Instructions for the task >>
Collect every line below that contains the word "icon".

Stored records
------------------------------------------------------------
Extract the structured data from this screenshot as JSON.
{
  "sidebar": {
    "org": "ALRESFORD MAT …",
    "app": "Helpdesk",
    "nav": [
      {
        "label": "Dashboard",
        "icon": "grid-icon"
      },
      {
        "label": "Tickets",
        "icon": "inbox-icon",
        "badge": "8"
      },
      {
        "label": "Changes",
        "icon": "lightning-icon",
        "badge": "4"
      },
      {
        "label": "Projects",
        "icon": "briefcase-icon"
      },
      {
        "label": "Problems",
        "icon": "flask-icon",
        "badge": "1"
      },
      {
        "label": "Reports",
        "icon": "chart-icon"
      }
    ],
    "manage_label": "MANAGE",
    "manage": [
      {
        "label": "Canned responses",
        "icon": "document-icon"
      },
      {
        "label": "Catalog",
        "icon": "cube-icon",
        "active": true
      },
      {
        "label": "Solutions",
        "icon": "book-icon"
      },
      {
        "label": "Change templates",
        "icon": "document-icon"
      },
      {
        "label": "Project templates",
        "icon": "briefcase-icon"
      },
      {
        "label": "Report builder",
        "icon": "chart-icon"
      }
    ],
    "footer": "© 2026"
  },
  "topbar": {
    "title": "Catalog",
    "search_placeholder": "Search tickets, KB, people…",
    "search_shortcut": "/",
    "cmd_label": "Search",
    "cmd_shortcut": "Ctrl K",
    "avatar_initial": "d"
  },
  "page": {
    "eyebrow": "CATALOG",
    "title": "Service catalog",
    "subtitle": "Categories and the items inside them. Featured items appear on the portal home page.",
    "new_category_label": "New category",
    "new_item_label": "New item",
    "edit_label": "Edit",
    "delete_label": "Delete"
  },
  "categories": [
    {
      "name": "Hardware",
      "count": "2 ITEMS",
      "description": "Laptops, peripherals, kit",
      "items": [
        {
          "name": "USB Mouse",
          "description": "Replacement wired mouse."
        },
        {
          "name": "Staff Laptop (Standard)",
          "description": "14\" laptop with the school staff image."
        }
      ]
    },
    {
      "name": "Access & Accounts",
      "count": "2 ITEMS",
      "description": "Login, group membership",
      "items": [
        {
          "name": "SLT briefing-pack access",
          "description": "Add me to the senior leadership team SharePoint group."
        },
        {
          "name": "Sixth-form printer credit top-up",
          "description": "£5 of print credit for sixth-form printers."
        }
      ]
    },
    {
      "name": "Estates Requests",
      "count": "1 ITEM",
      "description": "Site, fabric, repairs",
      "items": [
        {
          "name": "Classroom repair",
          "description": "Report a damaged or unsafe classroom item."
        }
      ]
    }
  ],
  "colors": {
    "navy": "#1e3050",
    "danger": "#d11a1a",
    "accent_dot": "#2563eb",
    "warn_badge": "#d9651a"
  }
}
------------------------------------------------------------
Reply to the exercise >>
        "icon": "grid-icon"
        "icon": "inbox-icon",
        "icon": "lightning-icon",
        "icon": "briefcase-icon"
        "icon": "flask-icon",
        "icon": "chart-icon"
        "icon": "document-icon"
        "icon": "cube-icon",
        "icon": "book-icon"
        "icon": "document-icon"
        "icon": "briefcase-icon"
        "icon": "chart-icon"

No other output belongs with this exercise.